Exercise brief
Show only those lines of the entries where the string "this" is found.

Data for analysis
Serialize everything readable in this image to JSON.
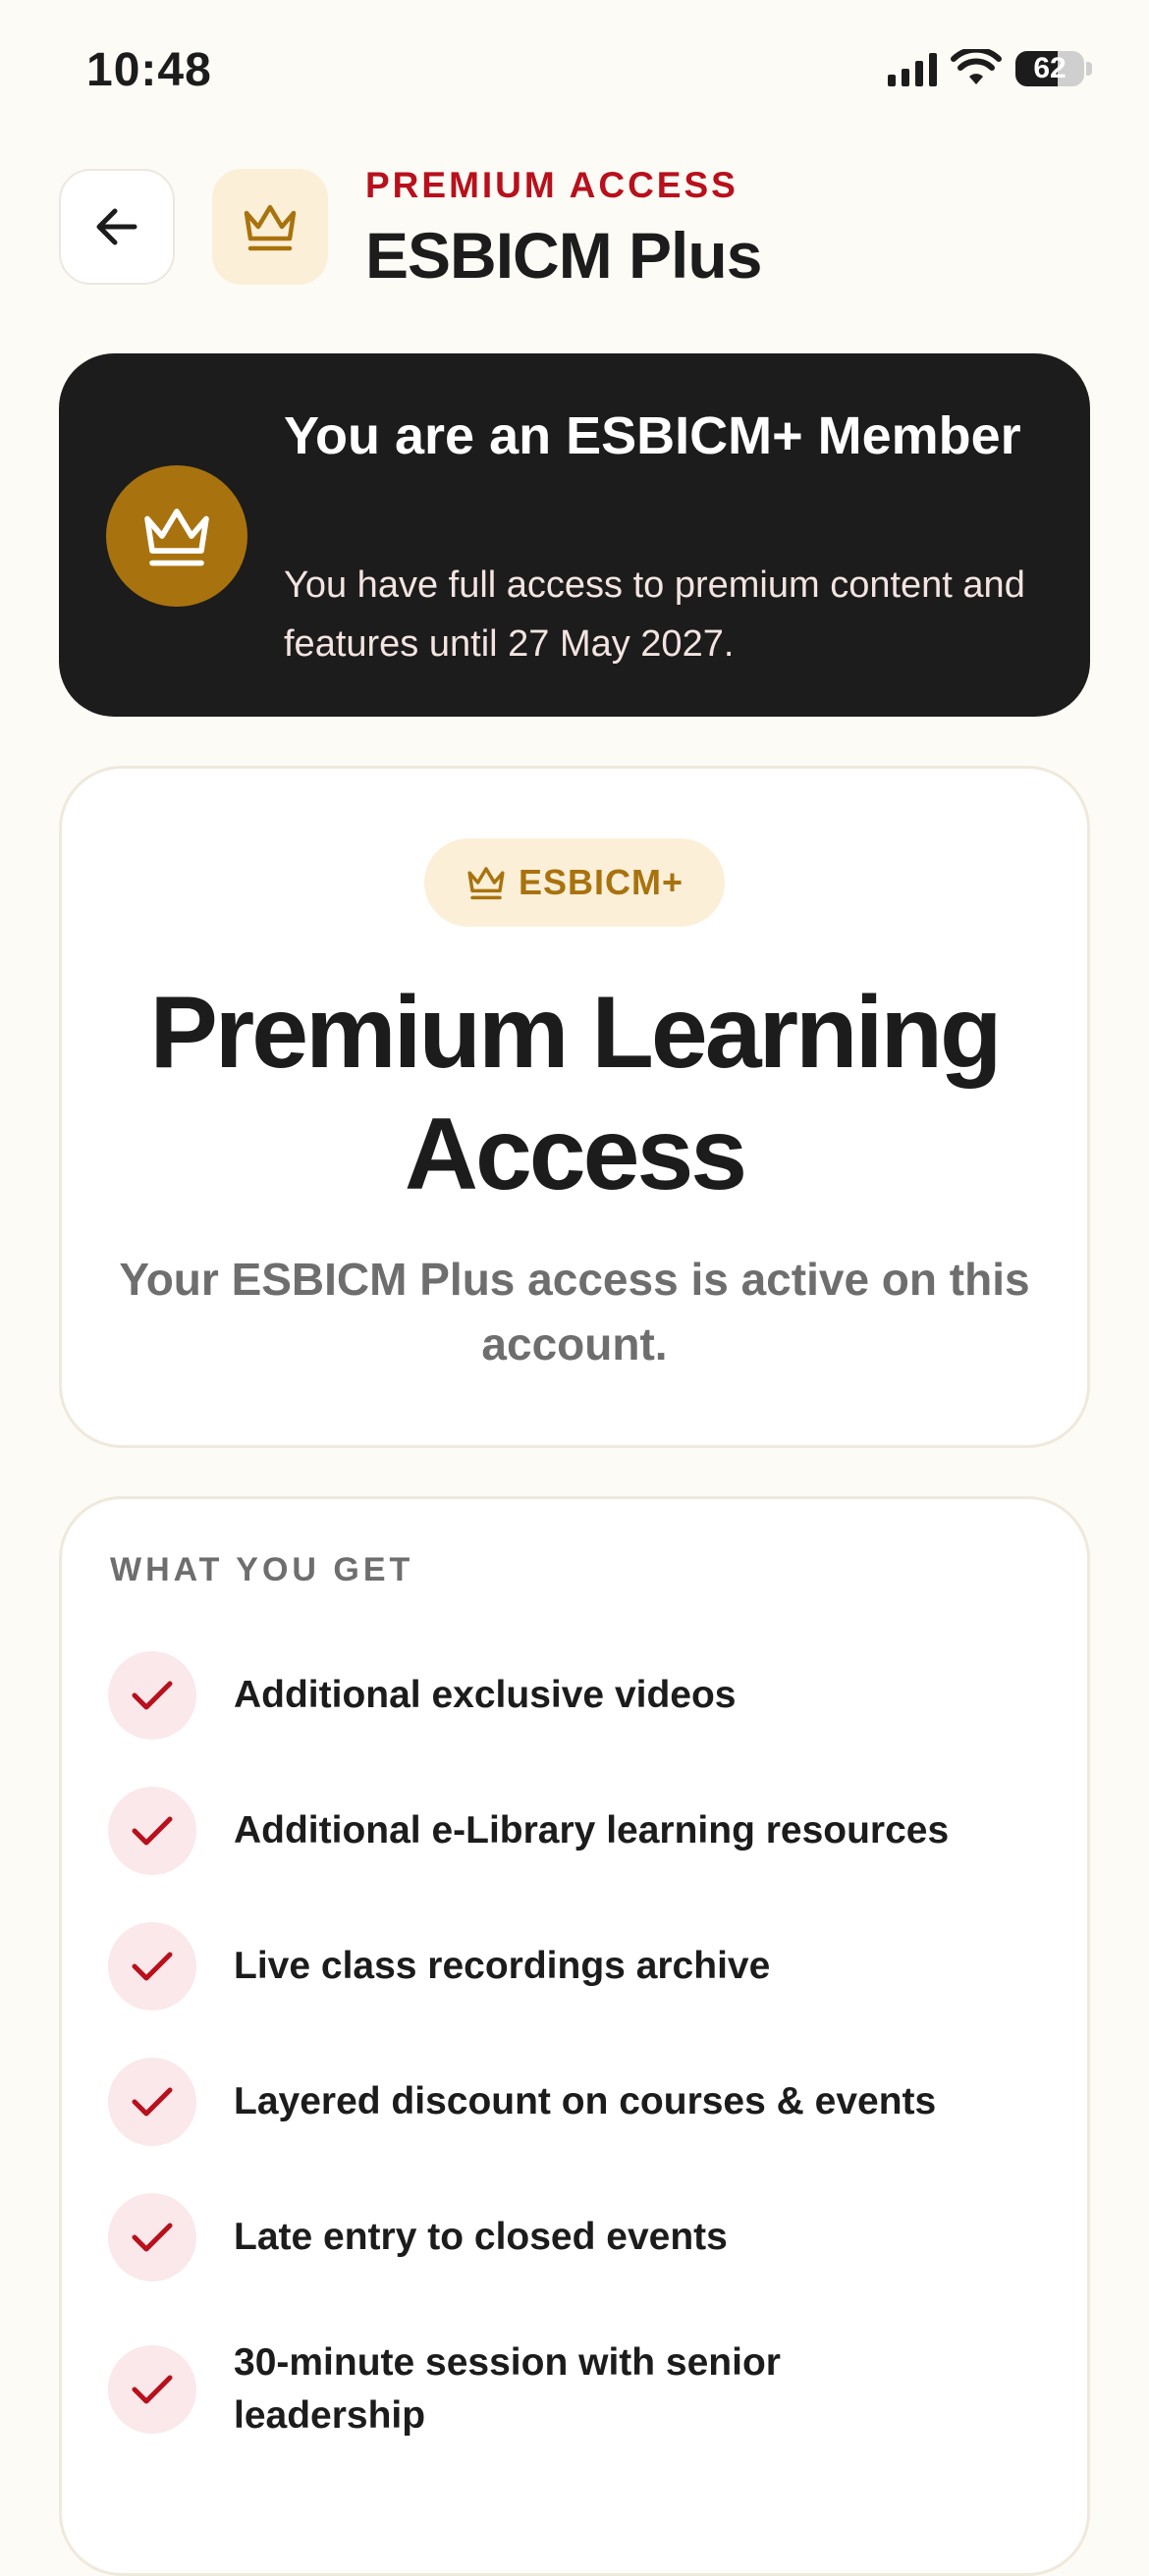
{
  "status_bar": {
    "time": "10:48",
    "battery": "62"
  },
  "header": {
    "eyebrow": "PREMIUM ACCESS",
    "title": "ESBICM Plus"
  },
  "member": {
    "title": "You are an ESBICM+ Member",
    "description": "You have full access to premium content and features until 27 May 2027."
  },
  "premium": {
    "pill_label": "ESBICM+",
    "title": "Premium Learning Access",
    "subtitle": "Your ESBICM Plus access is active on this account."
  },
  "benefits": {
    "heading": "WHAT YOU GET",
    "items": [
      "Additional exclusive videos",
      "Additional e-Library learning resources",
      "Live class recordings archive",
      "Layered discount on courses & events",
      "Late entry to closed events",
      "30-minute session with senior leadership"
    ]
  },
  "colors": {
    "accent_red": "#b8101c",
    "gold": "#a8730e",
    "dark": "#1c1c1c",
    "background": "#fdfbf5"
  }
}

Output of the exercise
Serialize everything readable in this image to JSON.
    "subtitle": "Your ESBICM Plus access is active on this account."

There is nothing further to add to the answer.